Drugs and Alcohol


While overseas, students are subject to the Rhodes Social Regulations Code and Honor Code as well as to the local laws of the host country.

Alcohol is a serious issue for American students both at home and abroad. Students who are not of legal drinking age in the United States sometimes adjust poorly to the general availability of alcoholic drinks while abroad. Wine and beer are a regular part of social discourse and meals in the households of most host countries, restaurants, and campuses. “Responsible” drinking practices vary considerably from country to country, though none have the “binge” drinking culture often found on United States campuses. Public drunkenness is severely frowned upon in most countries and campuses. We trust that Rhodes students will behave responsibly and will remember that as a foreigner they can be more vulnerable to problems if they have had too much to drink. Student should act responsibly when choosing whether to drink or not.

Drug penalties are generally much more severe than those of the United States.  In some countries, simple acquisition of prohibited drugs, including marijuana and other controlled substances, can result in heavy fines, deportation and prison sentences ranging from months to years, or to capital punishment in Southeast Asia.
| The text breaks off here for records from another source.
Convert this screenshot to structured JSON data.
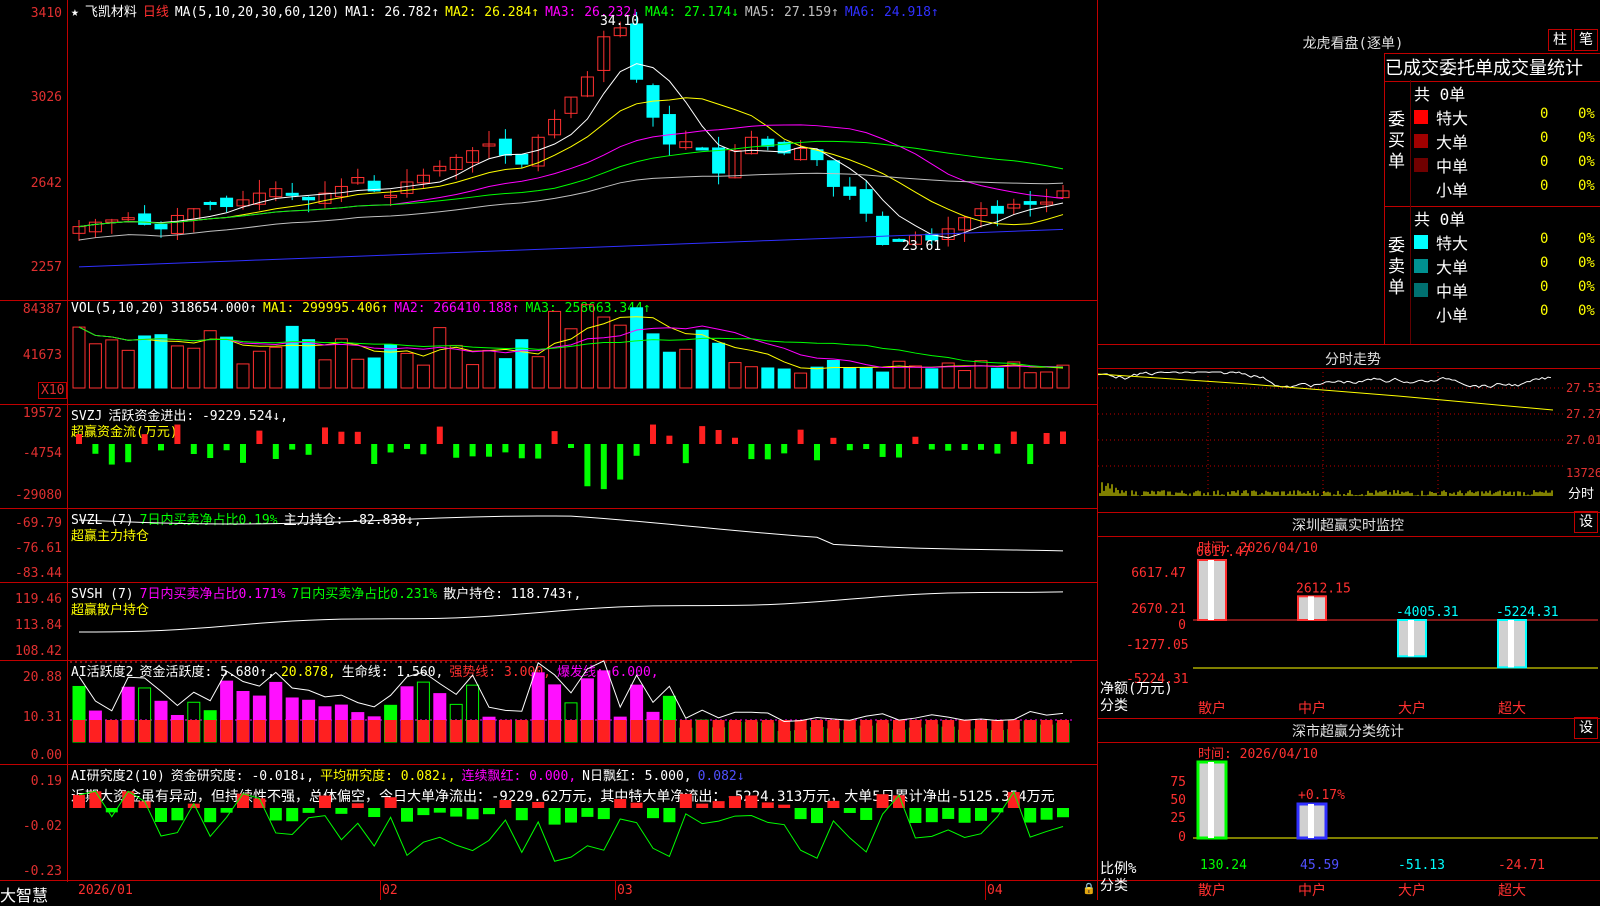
{
  "app": {
    "brand": "大智慧"
  },
  "main_chart": {
    "stock_name": "飞凯材料",
    "period": "日线",
    "ma_label": "MA(5,10,20,30,60,120)",
    "ma": [
      {
        "label": "MA1: 26.782↑",
        "color": "#ffffff"
      },
      {
        "label": "MA2: 26.284↑",
        "color": "#ffff00"
      },
      {
        "label": "MA3: 26.232↓",
        "color": "#ff00ff"
      },
      {
        "label": "MA4: 27.174↓",
        "color": "#00ff00"
      },
      {
        "label": "MA5: 27.159↑",
        "color": "#c0c0c0"
      },
      {
        "label": "MA6: 24.918↑",
        "color": "#3030ff"
      }
    ],
    "y_ticks": [
      "3410",
      "3026",
      "2642",
      "2257"
    ],
    "high_label": "34.10",
    "low_label": "23.61"
  },
  "vol_panel": {
    "title": "VOL(5,10,20)",
    "value": "318654.000↑",
    "ma1": "MA1: 299995.406↑",
    "ma2": "MA2: 266410.188↑",
    "ma3": "MA3: 258663.344↑",
    "y_ticks": [
      "84387",
      "41673"
    ],
    "unit": "X10"
  },
  "svzj_panel": {
    "title": "SVZJ",
    "label": "活跃资金进出: -9229.524↓,",
    "subtitle": "超赢资金流(万元)",
    "y_ticks": [
      "19572",
      "-4754",
      "-29080"
    ]
  },
  "svzl_panel": {
    "title": "SVZL (7)",
    "label1": "7日内买卖净占比0.19%",
    "label2": "主力持仓: -82.838↓,",
    "subtitle": "超赢主力持仓",
    "y_ticks": [
      "-69.79",
      "-76.61",
      "-83.44"
    ]
  },
  "svsh_panel": {
    "title": "SVSH (7)",
    "label1": "7日内买卖净占比0.171%",
    "label2": "7日内买卖净占比0.231%",
    "label3": "散户持仓: 118.743↑,",
    "subtitle": "超赢散户持仓",
    "y_ticks": [
      "119.46",
      "113.84",
      "108.42"
    ]
  },
  "ai_active_panel": {
    "title": "AI活跃度2",
    "label1": "资金活跃度: 5.680↑,",
    "label2": "20.878,",
    "label3": "生命线: 1.560,",
    "label4": "强势线: 3.000,",
    "label5": "爆发线: 6.000,",
    "y_ticks": [
      "20.88",
      "10.31",
      "0.00"
    ]
  },
  "ai_research_panel": {
    "title": "AI研究度2(10)",
    "label1": "资金研究度: -0.018↓,",
    "label2": "平均研究度: 0.082↓,",
    "label3": "连续飘红: 0.000,",
    "label4": "N日飘红: 5.000,",
    "label5": "0.082↓",
    "comment": "近期大资金虽有异动，但持续性不强，总体偏空，今日大单净流出：-9229.62万元，其中特大单净流出：-5224.313万元，大单5日累计净出-5125.354万元",
    "y_ticks": [
      "0.19",
      "-0.02",
      "-0.23"
    ]
  },
  "x_axis": {
    "labels": [
      "2026/01",
      "02",
      "03",
      "04"
    ]
  },
  "dragon_tiger": {
    "title": "龙虎看盘(逐单)",
    "btn_bar": "柱",
    "btn_pen": "笔",
    "tabs": [
      "已成交",
      "委托单",
      "成交量统计"
    ],
    "buy_label": "委买单",
    "sell_label": "委卖单",
    "buy_total": "共 0单",
    "sell_total": "共 0单",
    "buy_rows": [
      {
        "name": "特大",
        "count": "0",
        "pct": "0%",
        "color": "#ff0000"
      },
      {
        "name": "大单",
        "count": "0",
        "pct": "0%",
        "color": "#a00000"
      },
      {
        "name": "中单",
        "count": "0",
        "pct": "0%",
        "color": "#700000"
      },
      {
        "name": "小单",
        "count": "0",
        "pct": "0%",
        "color": ""
      }
    ],
    "sell_rows": [
      {
        "name": "特大",
        "count": "0",
        "pct": "0%",
        "color": "#00ffff"
      },
      {
        "name": "大单",
        "count": "0",
        "pct": "0%",
        "color": "#009090"
      },
      {
        "name": "中单",
        "count": "0",
        "pct": "0%",
        "color": "#007070"
      },
      {
        "name": "小单",
        "count": "0",
        "pct": "0%",
        "color": ""
      }
    ]
  },
  "intraday": {
    "title": "分时走势",
    "y_ticks": [
      "27.53",
      "27.27",
      "27.01"
    ],
    "vol_label": "13726",
    "footer": "分时"
  },
  "sz_monitor": {
    "title": "深圳超赢实时监控",
    "settings": "设",
    "time": "时间: 2026/04/10",
    "y_ticks": [
      "6617.47",
      "2670.21",
      "0",
      "-1277.05",
      "-5224.31"
    ],
    "y_label": "净额(万元)",
    "x_label": "分类",
    "categories": [
      "散户",
      "中户",
      "大户",
      "超大"
    ],
    "values": [
      6617.47,
      2612.15,
      -4005.31,
      -5224.31
    ],
    "value_labels": [
      "6617.47",
      "2612.15",
      "-4005.31",
      "-5224.31"
    ]
  },
  "sz_category": {
    "title": "深市超赢分类统计",
    "settings": "设",
    "time": "时间: 2026/04/10",
    "y_ticks": [
      "75",
      "50",
      "25",
      "0"
    ],
    "y_label": "比例%",
    "x_label": "分类",
    "categories": [
      "散户",
      "中户",
      "大户",
      "超大"
    ],
    "values": [
      "130.24",
      "45.59",
      "-51.13",
      "-24.71"
    ],
    "annotation": "+0.17%"
  }
}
United States students are expected to abide by all local laws, including drug laws. United States embassy officials are very unsympathetic to drug violations by United States citizens and will only give a list of local lawyers and will contact, by collect call, one person in the United States.  One student’s action often affects several others. Therefore, Rhodes takes a strong line against the abuse of alcohol and use of illegal drugs while a student is here or abroad.